So-called “portable apps” are light versions of software that don’t need to be installed on a host computer to run. By installing them on a thumb drive, you know you’ll be able to run the software you need when you’re away from you main computer. Some examples of portable apps include:
Audio books for the car
Many car stereos now feature a USB port for accessing media via the vehicle’s stereo or in-dash entertainment system. If you like listening to audio books like I do, you know that they can take up a lot of space on your digital audio player. Why not put them on a thumb drive and keep it in the car? That way you’ll have several of your favorite audiobooks available during long trips without taking up space on your smartphone or digital audio player.
Need a gift for a family member or friend? CNET suggests adding music, photos, videos and other files that someone will find meaningful to a drive and then giving it as a gift. The recipient can even take those files off of the drive, put them somewhere for safe keeping and then have a nice thumb drive to use.

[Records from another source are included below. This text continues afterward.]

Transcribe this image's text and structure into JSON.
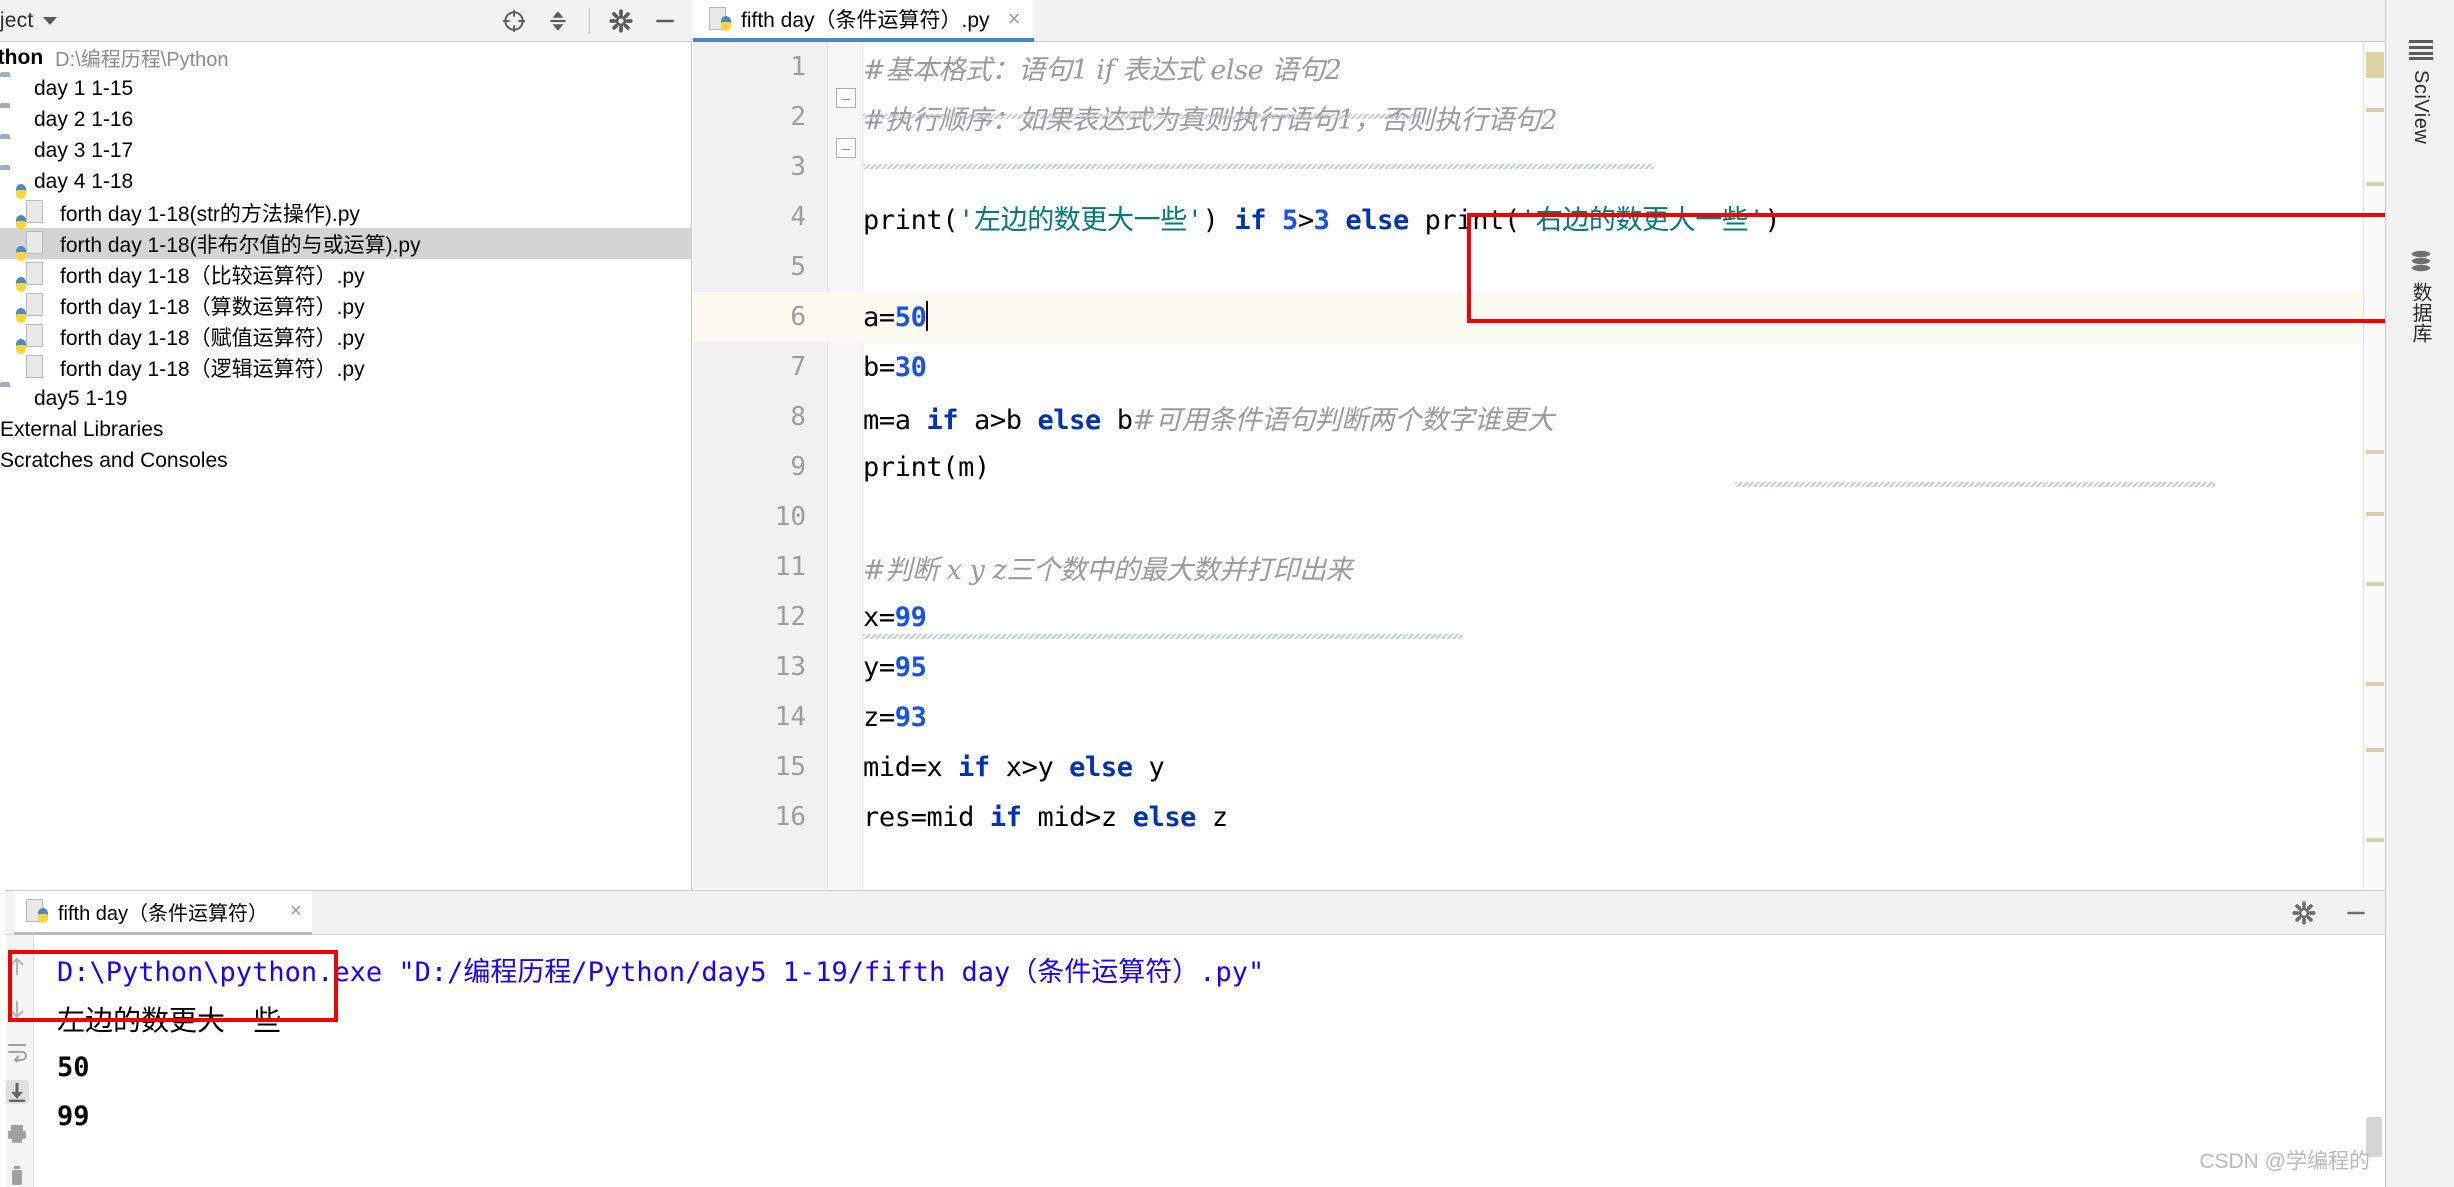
{
  "project_panel": {
    "title": "oject",
    "caret": "chevron-down-icon",
    "actions": [
      "locate-icon",
      "collapse-all-icon",
      "settings-icon",
      "hide-icon"
    ],
    "root": {
      "name": "Python",
      "path": "D:\\编程历程\\Python"
    },
    "items": [
      {
        "label": "day 1 1-15",
        "type": "folder",
        "selected": false
      },
      {
        "label": "day 2 1-16",
        "type": "folder",
        "selected": false
      },
      {
        "label": "day 3 1-17",
        "type": "folder",
        "selected": false
      },
      {
        "label": "day 4 1-18",
        "type": "folder",
        "selected": false
      },
      {
        "label": "forth day 1-18(str的方法操作).py",
        "type": "file",
        "selected": false
      },
      {
        "label": "forth day 1-18(非布尔值的与或运算).py",
        "type": "file",
        "selected": true
      },
      {
        "label": "forth day 1-18（比较运算符）.py",
        "type": "file",
        "selected": false
      },
      {
        "label": "forth day 1-18（算数运算符）.py",
        "type": "file",
        "selected": false
      },
      {
        "label": "forth day 1-18（赋值运算符）.py",
        "type": "file",
        "selected": false
      },
      {
        "label": "forth day 1-18（逻辑运算符）.py",
        "type": "file",
        "selected": false
      },
      {
        "label": "day5 1-19",
        "type": "folder",
        "selected": false
      },
      {
        "label": "External Libraries",
        "type": "node",
        "selected": false
      },
      {
        "label": "Scratches and Consoles",
        "type": "node",
        "selected": false
      }
    ]
  },
  "editor": {
    "tab": {
      "label": "fifth day（条件运算符）.py",
      "icon": "python-file-icon",
      "close": "×"
    },
    "current_line": 6,
    "lines": [
      {
        "n": "1",
        "text": "#基本格式：语句1 if 表达式 else 语句2"
      },
      {
        "n": "2",
        "text": "#执行顺序：如果表达式为真则执行语句1，否则执行语句2"
      },
      {
        "n": "3",
        "text": ""
      },
      {
        "n": "4",
        "text": "print('左边的数更大一些') if 5>3 else print('右边的数更大一些')"
      },
      {
        "n": "5",
        "text": ""
      },
      {
        "n": "6",
        "text": "a=50"
      },
      {
        "n": "7",
        "text": "b=30"
      },
      {
        "n": "8",
        "text": "m=a if a>b else b#可用条件语句判断两个数字谁更大"
      },
      {
        "n": "9",
        "text": "print(m)"
      },
      {
        "n": "10",
        "text": ""
      },
      {
        "n": "11",
        "text": "#判断 x y z三个数中的最大数并打印出来"
      },
      {
        "n": "12",
        "text": "x=99"
      },
      {
        "n": "13",
        "text": "y=95"
      },
      {
        "n": "14",
        "text": "z=93"
      },
      {
        "n": "15",
        "text": "mid=x if x>y else y"
      },
      {
        "n": "16",
        "text": "res=mid if mid>z else z"
      }
    ]
  },
  "console": {
    "tab": {
      "label": "fifth day（条件运算符）",
      "icon": "python-file-icon",
      "close": "×"
    },
    "actions": [
      "settings-icon",
      "hide-icon"
    ],
    "left_tools": [
      "scroll-up-icon",
      "scroll-down-icon",
      "soft-wrap-icon",
      "scroll-to-end-icon",
      "print-icon",
      "trash-icon"
    ],
    "command": "D:\\Python\\python.exe \"D:/编程历程/Python/day5 1-19/fifth day（条件运算符）.py\"",
    "output": [
      "左边的数更大一些",
      "50",
      "99"
    ]
  },
  "right_strip": {
    "items": [
      {
        "label": "SciView",
        "icon": "sciview-grid-icon"
      },
      {
        "label": "数据库",
        "icon": "database-icon"
      }
    ]
  },
  "annotations": {
    "box_color": "#f40000",
    "boxes": [
      "code-line-4-highlight-box",
      "console-output-highlight-box"
    ]
  },
  "watermark": "CSDN @学编程的",
  "colors": {
    "accent": "#4a86c8",
    "keyword": "#0033b3",
    "number": "#1750eb",
    "string": "#007a7a",
    "comment": "#9a9a9a",
    "selection": "#d4d4d4",
    "current_line": "#fcfbf2"
  }
}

I’ve received several press kits on customized thumb drives. They’ve contained a working version of a piece of software, a PDF of a press release, high-resolution graphics to use in a review, and more. Often the drives themselves bear a company logo. It’s a nice way to share such information and, like the gift idea, leaves the recipient with a nice drive to use.
Check with your local school, scout groups, camps, and other non-profit organizations to see if they need any drives. My kids needed them at school and camp recently. Just be sure to erase them thoroughly before handing them over.